President Vladimir Putin issued a decree last year ordering Russian companies to boost cargo traffic on the Arctic’s northern sea route to 80 million tonnes annually by 2024.
India signed an energy agreement in Vladivostok during October which involved a large open-cast coal mine on the remote Taymyr peninsula in central Siberia. The frozen region has high-quality coking coal, anthracite, used to make steel and aluminium.
Taymyr is a haven for wildlife and it contains the biggest Russian nature reserve, Bolshoi Arkticheskiy, covering around 4.2 million hectares.
Taymyr is a nesting ground for migratory birds during the short Arctic summer.
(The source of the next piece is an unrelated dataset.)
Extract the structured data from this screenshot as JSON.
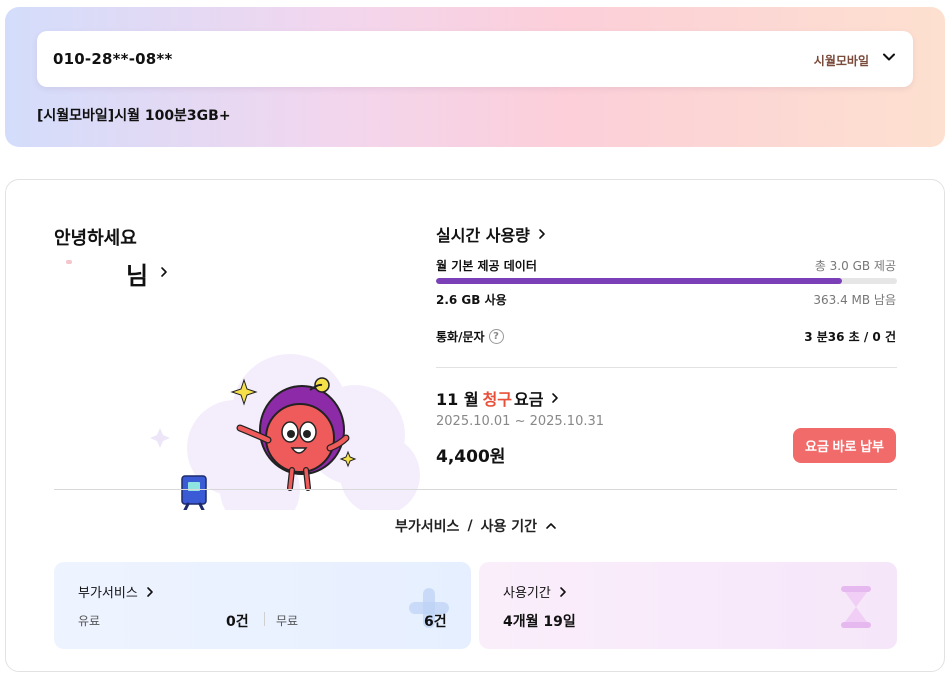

Polar bears come ashore on the Taymyr peninsular and enormous vast reindeer herds roam and snowy owls hunt for lemmings.
Reindeer were seriously threatened by poaching and pollution, according to Alexey Knizhnikov of WWF Russia.
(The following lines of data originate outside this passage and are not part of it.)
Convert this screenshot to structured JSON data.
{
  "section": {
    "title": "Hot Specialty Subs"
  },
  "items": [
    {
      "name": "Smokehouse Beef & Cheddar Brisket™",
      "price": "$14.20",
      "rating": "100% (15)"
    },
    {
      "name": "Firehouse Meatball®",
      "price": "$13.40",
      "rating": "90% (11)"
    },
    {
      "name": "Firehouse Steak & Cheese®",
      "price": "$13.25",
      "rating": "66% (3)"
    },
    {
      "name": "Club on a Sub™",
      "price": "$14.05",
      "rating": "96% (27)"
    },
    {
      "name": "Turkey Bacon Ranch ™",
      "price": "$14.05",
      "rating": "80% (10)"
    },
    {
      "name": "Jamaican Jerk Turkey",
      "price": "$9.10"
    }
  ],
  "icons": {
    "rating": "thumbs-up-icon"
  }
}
“Developing new projects in such an ecologically sensitive area is madness,” Knizhnikov said.
Indian steel minister Dharmendra Pradhan expressed confidence that imports of anthracite from Russia would rise in the new year. He said that Indian steelmakers had already started testing samples of Russian coal.
India until recently was dependent on Australia to meet most of its coking needs but imports began to fall in 2016.
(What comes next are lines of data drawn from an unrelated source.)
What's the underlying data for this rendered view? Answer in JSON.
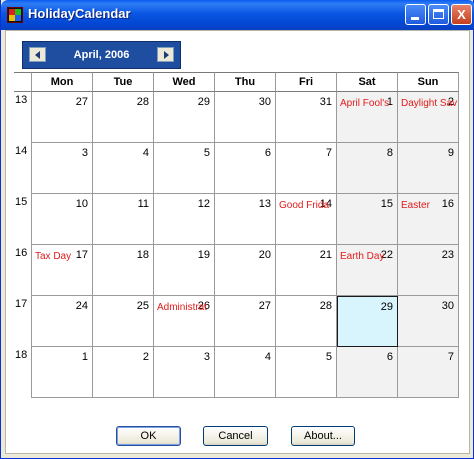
{
  "window": {
    "title": "HolidayCalendar",
    "min_glyph": "",
    "max_glyph": "",
    "close_glyph": "X"
  },
  "nav": {
    "month_label": "April, 2006"
  },
  "weekdays": [
    "Mon",
    "Tue",
    "Wed",
    "Thu",
    "Fri",
    "Sat",
    "Sun"
  ],
  "weeks": [
    {
      "number": "13",
      "days": [
        {
          "day": "27",
          "holiday": ""
        },
        {
          "day": "28",
          "holiday": ""
        },
        {
          "day": "29",
          "holiday": ""
        },
        {
          "day": "30",
          "holiday": ""
        },
        {
          "day": "31",
          "holiday": ""
        },
        {
          "day": "1",
          "holiday": "April Fool's"
        },
        {
          "day": "2",
          "holiday": "Daylight Sav"
        }
      ]
    },
    {
      "number": "14",
      "days": [
        {
          "day": "3",
          "holiday": ""
        },
        {
          "day": "4",
          "holiday": ""
        },
        {
          "day": "5",
          "holiday": ""
        },
        {
          "day": "6",
          "holiday": ""
        },
        {
          "day": "7",
          "holiday": ""
        },
        {
          "day": "8",
          "holiday": ""
        },
        {
          "day": "9",
          "holiday": ""
        }
      ]
    },
    {
      "number": "15",
      "days": [
        {
          "day": "10",
          "holiday": ""
        },
        {
          "day": "11",
          "holiday": ""
        },
        {
          "day": "12",
          "holiday": ""
        },
        {
          "day": "13",
          "holiday": ""
        },
        {
          "day": "14",
          "holiday": "Good Frida"
        },
        {
          "day": "15",
          "holiday": ""
        },
        {
          "day": "16",
          "holiday": "Easter"
        }
      ]
    },
    {
      "number": "16",
      "days": [
        {
          "day": "17",
          "holiday": "Tax Day"
        },
        {
          "day": "18",
          "holiday": ""
        },
        {
          "day": "19",
          "holiday": ""
        },
        {
          "day": "20",
          "holiday": ""
        },
        {
          "day": "21",
          "holiday": ""
        },
        {
          "day": "22",
          "holiday": "Earth Day"
        },
        {
          "day": "23",
          "holiday": ""
        }
      ]
    },
    {
      "number": "17",
      "days": [
        {
          "day": "24",
          "holiday": ""
        },
        {
          "day": "25",
          "holiday": ""
        },
        {
          "day": "26",
          "holiday": "Administrat"
        },
        {
          "day": "27",
          "holiday": ""
        },
        {
          "day": "28",
          "holiday": ""
        },
        {
          "day": "29",
          "holiday": "",
          "today": true
        },
        {
          "day": "30",
          "holiday": ""
        }
      ]
    },
    {
      "number": "18",
      "days": [
        {
          "day": "1",
          "holiday": ""
        },
        {
          "day": "2",
          "holiday": ""
        },
        {
          "day": "3",
          "holiday": ""
        },
        {
          "day": "4",
          "holiday": ""
        },
        {
          "day": "5",
          "holiday": ""
        },
        {
          "day": "6",
          "holiday": ""
        },
        {
          "day": "7",
          "holiday": ""
        }
      ]
    }
  ],
  "buttons": {
    "ok": "OK",
    "cancel": "Cancel",
    "about": "About..."
  },
  "colors": {
    "holiday_text": "#e21b1b",
    "today_bg": "#d8f4fd",
    "nav_bg": "#1f4ea1"
  }
}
“Offtake of coal from [eastern] Russia can grow as the coking coal … becomes more attractive from the point of view of price, ease of availability, connectivity to the ports and sea transport,” Pradhan said in a statement.
The country plans to develop crude steel production to 300 million tonnes per year by 2030 from the current 132 million tonnes, with manufactures importing the majority of the coal because of India’s limited domestic production of the filthy fossil fuel.
Pradhan said: “We are the second-largest coal importer in the world and we intend to achieve production of 3 million tonnes of steel per year by 2030, so we need to increase coal supplies.”
The coal is due to be shipped through the Arctic.
Russia is the world’s third-largest coal exporter with 210 million tonnes in 2018, after Indonesia with 439 million tonnes and Australia at 382 million tonnes, according to the World Coal Association.
Long shipping journeys to India will mean more pollution and increase pressure on melting ice.
The Arctic is estimated to have 72 per cent of Russian gas reserves. Oil and gas mega-projects are more advanced in western Russia, including the recently opened liquefied natural gas plant on the vast Yamal peninsula.
Picture credit: Wikimedia